Peace Talks Delayed After Kosovo's President Indicted for War Crimes

A planned White House peace summit between the presidents of Serbia and Kosovo will be rescheduled after Kosovo's president was indicted for war crimes.

U.S. officials had hoped that Saturday's meeting between Kosovar President Hashim Thaci and Serbian President Aleksandar Vucic might help resolve decades-long conflicts between the countries. Thaci cancelled his plans to attend the summit after his indictment was made public on Wednesday, although the summit was initially expected to move forward with Kosovo Prime Minister Avdullah Hoti scheduled to attend.

On Thursday, Hoti announced he would not be attending the meeting due to "new developments" related to the indictment. Richard Grenell, who arranged the summit and is President Donald Trump's special envoy to Serbia and Kosovo, responded with a promise to hold the meeting at a later date.

"Thank you, Prime Minister Hoti," Grenell tweeted. "We understand your decision and we look forward to re-scheduling the meeting soon."

Thank you, Prime Minister Hoti.
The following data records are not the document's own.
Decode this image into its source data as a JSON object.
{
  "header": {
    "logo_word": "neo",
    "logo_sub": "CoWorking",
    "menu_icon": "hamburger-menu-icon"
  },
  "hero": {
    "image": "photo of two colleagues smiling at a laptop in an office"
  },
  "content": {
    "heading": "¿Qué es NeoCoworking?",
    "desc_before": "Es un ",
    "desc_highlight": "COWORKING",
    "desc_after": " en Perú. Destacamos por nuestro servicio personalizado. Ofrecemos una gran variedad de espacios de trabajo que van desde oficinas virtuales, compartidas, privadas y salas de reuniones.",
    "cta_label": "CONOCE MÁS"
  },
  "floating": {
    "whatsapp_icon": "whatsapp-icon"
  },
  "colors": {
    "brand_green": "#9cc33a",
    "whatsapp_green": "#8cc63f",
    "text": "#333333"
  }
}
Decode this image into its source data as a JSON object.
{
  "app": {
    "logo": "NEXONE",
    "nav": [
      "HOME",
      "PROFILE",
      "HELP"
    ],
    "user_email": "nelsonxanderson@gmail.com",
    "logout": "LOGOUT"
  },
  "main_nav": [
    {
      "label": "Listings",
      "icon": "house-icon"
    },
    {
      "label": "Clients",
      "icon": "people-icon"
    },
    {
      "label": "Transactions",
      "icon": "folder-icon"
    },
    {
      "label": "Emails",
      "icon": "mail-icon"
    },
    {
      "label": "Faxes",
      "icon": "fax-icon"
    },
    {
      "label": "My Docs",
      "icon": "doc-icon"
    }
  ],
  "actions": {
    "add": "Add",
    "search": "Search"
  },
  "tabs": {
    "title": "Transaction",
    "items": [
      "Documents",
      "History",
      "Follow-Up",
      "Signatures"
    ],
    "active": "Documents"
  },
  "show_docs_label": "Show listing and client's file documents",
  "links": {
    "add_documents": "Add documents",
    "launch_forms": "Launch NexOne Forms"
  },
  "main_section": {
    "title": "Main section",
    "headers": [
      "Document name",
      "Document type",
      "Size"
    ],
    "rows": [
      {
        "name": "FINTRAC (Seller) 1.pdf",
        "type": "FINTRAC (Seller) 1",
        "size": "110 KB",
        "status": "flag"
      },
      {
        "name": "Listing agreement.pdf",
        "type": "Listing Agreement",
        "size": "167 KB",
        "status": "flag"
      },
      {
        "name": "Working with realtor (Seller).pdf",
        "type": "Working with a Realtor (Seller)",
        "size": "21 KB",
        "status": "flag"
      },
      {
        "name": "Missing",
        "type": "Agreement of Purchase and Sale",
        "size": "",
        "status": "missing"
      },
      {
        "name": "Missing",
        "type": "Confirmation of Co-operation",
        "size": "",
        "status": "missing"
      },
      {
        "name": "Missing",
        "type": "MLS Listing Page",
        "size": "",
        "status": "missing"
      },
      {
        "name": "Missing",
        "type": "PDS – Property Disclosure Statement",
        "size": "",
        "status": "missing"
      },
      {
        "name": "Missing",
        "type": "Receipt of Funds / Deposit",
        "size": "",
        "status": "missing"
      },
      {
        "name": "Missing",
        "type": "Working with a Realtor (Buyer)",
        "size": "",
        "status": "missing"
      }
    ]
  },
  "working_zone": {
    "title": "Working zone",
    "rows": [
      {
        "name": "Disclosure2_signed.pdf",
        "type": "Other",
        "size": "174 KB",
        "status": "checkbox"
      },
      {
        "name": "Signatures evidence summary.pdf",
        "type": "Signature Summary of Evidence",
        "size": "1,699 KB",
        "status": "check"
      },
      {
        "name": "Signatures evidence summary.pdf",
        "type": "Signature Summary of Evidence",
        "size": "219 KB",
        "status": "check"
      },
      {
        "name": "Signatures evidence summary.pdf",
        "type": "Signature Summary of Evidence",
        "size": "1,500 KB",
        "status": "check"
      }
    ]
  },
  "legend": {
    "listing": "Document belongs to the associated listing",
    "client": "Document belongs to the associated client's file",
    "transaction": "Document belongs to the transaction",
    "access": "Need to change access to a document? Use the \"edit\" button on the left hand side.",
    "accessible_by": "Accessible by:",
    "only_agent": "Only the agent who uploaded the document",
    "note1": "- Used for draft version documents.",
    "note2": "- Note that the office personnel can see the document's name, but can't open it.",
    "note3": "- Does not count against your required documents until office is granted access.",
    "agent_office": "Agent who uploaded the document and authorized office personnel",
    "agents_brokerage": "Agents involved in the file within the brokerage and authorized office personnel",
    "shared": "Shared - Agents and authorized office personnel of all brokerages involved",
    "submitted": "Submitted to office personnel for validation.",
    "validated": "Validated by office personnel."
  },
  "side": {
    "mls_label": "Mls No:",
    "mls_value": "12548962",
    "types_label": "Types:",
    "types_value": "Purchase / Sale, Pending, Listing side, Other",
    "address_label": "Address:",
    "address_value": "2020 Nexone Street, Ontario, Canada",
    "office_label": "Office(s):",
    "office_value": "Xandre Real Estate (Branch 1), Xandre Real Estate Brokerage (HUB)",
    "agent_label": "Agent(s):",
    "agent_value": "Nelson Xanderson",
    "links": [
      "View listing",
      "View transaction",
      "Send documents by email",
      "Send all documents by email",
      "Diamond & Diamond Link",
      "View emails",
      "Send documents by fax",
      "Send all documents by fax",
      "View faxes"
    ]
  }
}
We understand your decision and we look forward to re-scheduling the meeting soon.

— Richard Grenell (@RichardGrenell) June 25, 2020
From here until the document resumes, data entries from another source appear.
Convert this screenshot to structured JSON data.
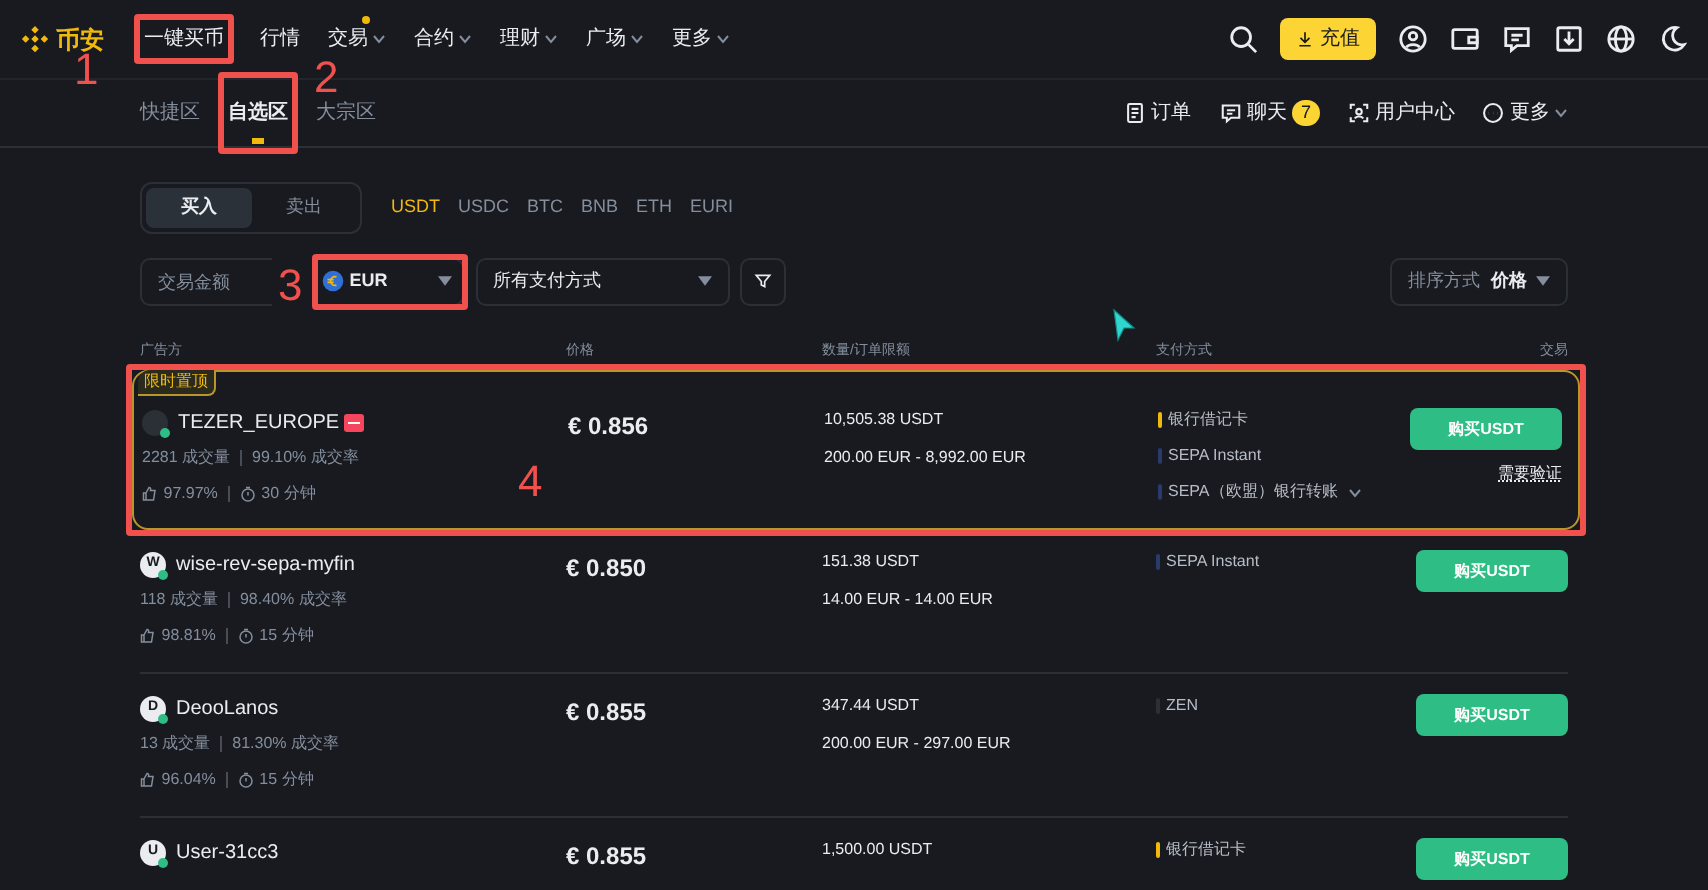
{
  "nav": {
    "logo": "币安",
    "items": [
      {
        "label": "一键买币",
        "dropdown": false,
        "dot": false
      },
      {
        "label": "行情",
        "dropdown": false,
        "dot": false
      },
      {
        "label": "交易",
        "dropdown": true,
        "dot": true
      },
      {
        "label": "合约",
        "dropdown": true,
        "dot": false
      },
      {
        "label": "理财",
        "dropdown": true,
        "dot": false
      },
      {
        "label": "广场",
        "dropdown": true,
        "dot": false
      },
      {
        "label": "更多",
        "dropdown": true,
        "dot": false
      }
    ],
    "deposit": "充值"
  },
  "zones": [
    {
      "label": "快捷区",
      "selected": false
    },
    {
      "label": "自选区",
      "selected": true
    },
    {
      "label": "大宗区",
      "selected": false
    }
  ],
  "sublinks": [
    {
      "kind": "orders",
      "label": "订单"
    },
    {
      "kind": "chat",
      "label": "聊天",
      "badge": "7"
    },
    {
      "kind": "user",
      "label": "用户中心"
    },
    {
      "kind": "more",
      "label": "更多"
    }
  ],
  "sides": [
    {
      "label": "买入",
      "selected": true
    },
    {
      "label": "卖出",
      "selected": false
    }
  ],
  "assets": [
    {
      "label": "USDT",
      "selected": true
    },
    {
      "label": "USDC",
      "selected": false
    },
    {
      "label": "BTC",
      "selected": false
    },
    {
      "label": "BNB",
      "selected": false
    },
    {
      "label": "ETH",
      "selected": false
    },
    {
      "label": "EURI",
      "selected": false
    }
  ],
  "filters": {
    "amount_placeholder": "交易金额",
    "currency": "EUR",
    "payment": "所有支付方式",
    "sort_label": "排序方式",
    "sort_value": "价格"
  },
  "columns": [
    "广告方",
    "价格",
    "数量/订单限额",
    "支付方式",
    "交易"
  ],
  "rows": [
    {
      "promoted": true,
      "tag": "限时置顶",
      "name": "TEZER_EUROPE",
      "verified_badge": true,
      "stats": [
        "2281 成交量",
        "99.10% 成交率"
      ],
      "rating": [
        "97.97%",
        "30 分钟"
      ],
      "price": "€ 0.856",
      "amount": "10,505.38 USDT",
      "limit": "200.00 EUR - 8,992.00 EUR",
      "payments": [
        {
          "label": "银行借记卡",
          "color": "#f0b90b",
          "expand": false
        },
        {
          "label": "SEPA Instant",
          "color": "#2a3a6a",
          "expand": false
        },
        {
          "label": "SEPA（欧盟）银行转账",
          "color": "#2a3a6a",
          "expand": true
        }
      ],
      "button": "购买USDT",
      "note": "需要验证"
    },
    {
      "promoted": false,
      "name": "wise-rev-sepa-myfin",
      "avatar": "W",
      "verified_badge": false,
      "stats": [
        "118 成交量",
        "98.40% 成交率"
      ],
      "rating": [
        "98.81%",
        "15 分钟"
      ],
      "price": "€ 0.850",
      "amount": "151.38 USDT",
      "limit": "14.00 EUR - 14.00 EUR",
      "payments": [
        {
          "label": "SEPA Instant",
          "color": "#2a3a6a",
          "expand": false
        }
      ],
      "button": "购买USDT"
    },
    {
      "promoted": false,
      "name": "DeooLanos",
      "avatar": "D",
      "verified_badge": false,
      "stats": [
        "13 成交量",
        "81.30% 成交率"
      ],
      "rating": [
        "96.04%",
        "15 分钟"
      ],
      "price": "€ 0.855",
      "amount": "347.44 USDT",
      "limit": "200.00 EUR - 297.00 EUR",
      "payments": [
        {
          "label": "ZEN",
          "color": "#2b2f36",
          "expand": false
        }
      ],
      "button": "购买USDT"
    },
    {
      "promoted": false,
      "name": "User-31cc3",
      "avatar": "U",
      "verified_badge": false,
      "price": "€ 0.855",
      "amount": "1,500.00 USDT",
      "payments": [
        {
          "label": "银行借记卡",
          "color": "#f0b90b",
          "expand": false
        }
      ],
      "button": "购买USDT"
    }
  ],
  "annotations": [
    {
      "label": "1"
    },
    {
      "label": "2"
    },
    {
      "label": "3"
    },
    {
      "label": "4"
    }
  ]
}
It is unclear when the postponed summit might take place. Grenell said that the U.S. approach to the peace talks was purely economic and "has always been to concentrate on jobs and the economy," without getting "involved in the politics" of Serbia and Kosovo.

Thaci's 10-count indictment by the specialist prosecutor's office at The Hague, was publicly revealed after he was accused of attempting to obstruct the investigation. He and several others, including Democratic Party of Kosovo leader Kadri Veseli, are accused of war crimes related to Kosovo's war with Serbia in the late 1990s.

Kosovar President Hashim Thaci
Kosovo's President Hashim Thaci has been accused of war crimes by a special prosecutor's office at The Hague. ARMEND NIMANI/AFP/Getty

Thaci, Veseli and the other suspects are alleged to be "criminally responsible for nearly 100 murders," with "hundreds of known victims" including political opponents and a host of ethnic minorities. A pretrial judge has six months to decide whether to confirm the charges or drop the case.

Kosovo, a former province of Serbia, declared its independence in 2008. The U.S. was one of the first of around 100 countries to recognize the country's sovereignty, which is not recognized by Serbia and remains a point of international contention.

The Kosovo government issued a statement following the public disclosure of Thaci's indictment, defending the president's innocence and the country's war with Serbia.

"The Government of the Republic of Kosovo considers that no one should be considered guilty without a final decision by the Court," the statement read. "The war of the people of Kosovo and Kosovo Liberation Army was just and for its freedom and should therefore remain as the most important period of the country's history."

Newsweek reached out to Hoti's office for comment but did not receive a response in time for publication.